  9. unresolved externals (MSVC6)

    you may have the path to the library set up correctly, but it sounds like you're not trying to link to the jpeg library. Have a look at project properties->linker->command line. You should see libjpeg.lib in there. If it's not you'll need to link to it explicitly - in the linker->input tab, type the library name.
  10. Quote:Original post by Anonymous Poster 2. Pretty hard as there are no standard libraries for things like high performance graphics on most consoles, but rahter a custom job for each. The X-Box being the notable exception as it is similar to PC. 3. No and probably not. 2. It very much depends on what type of code you're talking about. If you're talking about the low level rendering stuff then yes, it is hard( initially ) to port it to different platforms ( ps2, xbox, gc, pc etc ), but for the vast majority of game code ( as opposed to library code ), porting isn't an issue at all as long as you have decent compilers for each platform. 3. hmmm, well the GameCube used an API similar to OpenGL and I've also heard that it's going to be used for the PSP and PS3
  11. I've just got multiple render windows working( in an MFC app ) by creating a swap chain for each one, then in the OnDraw function of each window, setting the render target to the back buffer associated with the swap chain, then doing the usual Clear, BeginScene, EndScene, Present cycle..... My problem is that if I create each swap chain with a back buffer size of more than 500 * 500 pixels, the contents of the buffer when displayed is just seemingly random video memory. Creating each swap chain with a back buffer size of less than or equal to 500 * 500 pixels works fine !. Is there a limit to the size of backbuffers you can create for swap chains ? It doesn't say this anywhere in the documentation and I get no errors returned from IDirect3DSwapChain9::CreateAdditionalSwapChain even when my back buffers are larger than 500*500 pixels. Anyone have any ideas ? Thanks.
  12. It's really no help saying things are 'trivial'. They may be trivial to you but people wouldn't post on here if they could already do what they were asking.
  13. projection matrix
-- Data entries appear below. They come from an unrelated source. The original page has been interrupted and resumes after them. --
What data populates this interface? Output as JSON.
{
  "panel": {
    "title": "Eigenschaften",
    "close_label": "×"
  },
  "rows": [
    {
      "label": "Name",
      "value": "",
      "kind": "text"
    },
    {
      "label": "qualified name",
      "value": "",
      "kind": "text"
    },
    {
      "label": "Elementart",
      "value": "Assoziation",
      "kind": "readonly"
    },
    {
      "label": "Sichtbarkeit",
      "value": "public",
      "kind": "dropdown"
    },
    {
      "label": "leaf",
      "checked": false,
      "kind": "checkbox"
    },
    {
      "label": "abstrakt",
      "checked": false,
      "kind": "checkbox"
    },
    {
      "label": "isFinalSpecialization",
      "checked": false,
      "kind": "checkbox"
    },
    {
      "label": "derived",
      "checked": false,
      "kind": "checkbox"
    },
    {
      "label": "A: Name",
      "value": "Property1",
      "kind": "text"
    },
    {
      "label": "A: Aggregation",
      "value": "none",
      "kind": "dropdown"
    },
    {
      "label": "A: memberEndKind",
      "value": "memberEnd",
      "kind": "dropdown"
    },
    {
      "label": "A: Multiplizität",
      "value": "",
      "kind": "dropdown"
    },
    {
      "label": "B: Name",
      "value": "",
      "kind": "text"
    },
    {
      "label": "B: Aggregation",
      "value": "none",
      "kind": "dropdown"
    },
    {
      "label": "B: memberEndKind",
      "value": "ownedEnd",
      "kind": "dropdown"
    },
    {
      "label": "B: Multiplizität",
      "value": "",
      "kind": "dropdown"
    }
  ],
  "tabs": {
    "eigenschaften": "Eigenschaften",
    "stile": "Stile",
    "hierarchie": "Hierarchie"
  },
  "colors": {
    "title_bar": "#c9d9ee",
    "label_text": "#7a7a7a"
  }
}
    I understand the model -> world and world -> camera transformation matricies but after those two transforms I want to know how that camera space coordinate actually ends up as a 2D coordinate in the viewport window.... I also am ok with actually calculating a projection matrix... So my problem is.... Am I right in thinking that the projection matrix transforms space from the camera viewing frustum to a cube ? If so, assuming I have a correct projection matrix, I should just be able to transform a 3d vector( point ), by the projection matrix and that would give me the coordinates of the 3d point in the projection cube... So if I then divide the x and y coords of of the transformed point by the w value of the transformed point, that should give me the coordinates of the point in my actual viewport ranging from -1.0f to 1.0f ? Then, if I multiply that number by the viewport width and height, I get the actual windows screen coordinates ? Is all of this correct ? Can anyone tell me where I've gone wrong. All this is with a view to doing some sort mouse clicking on objects in my world, but I'm a bit stuck on the maths needed.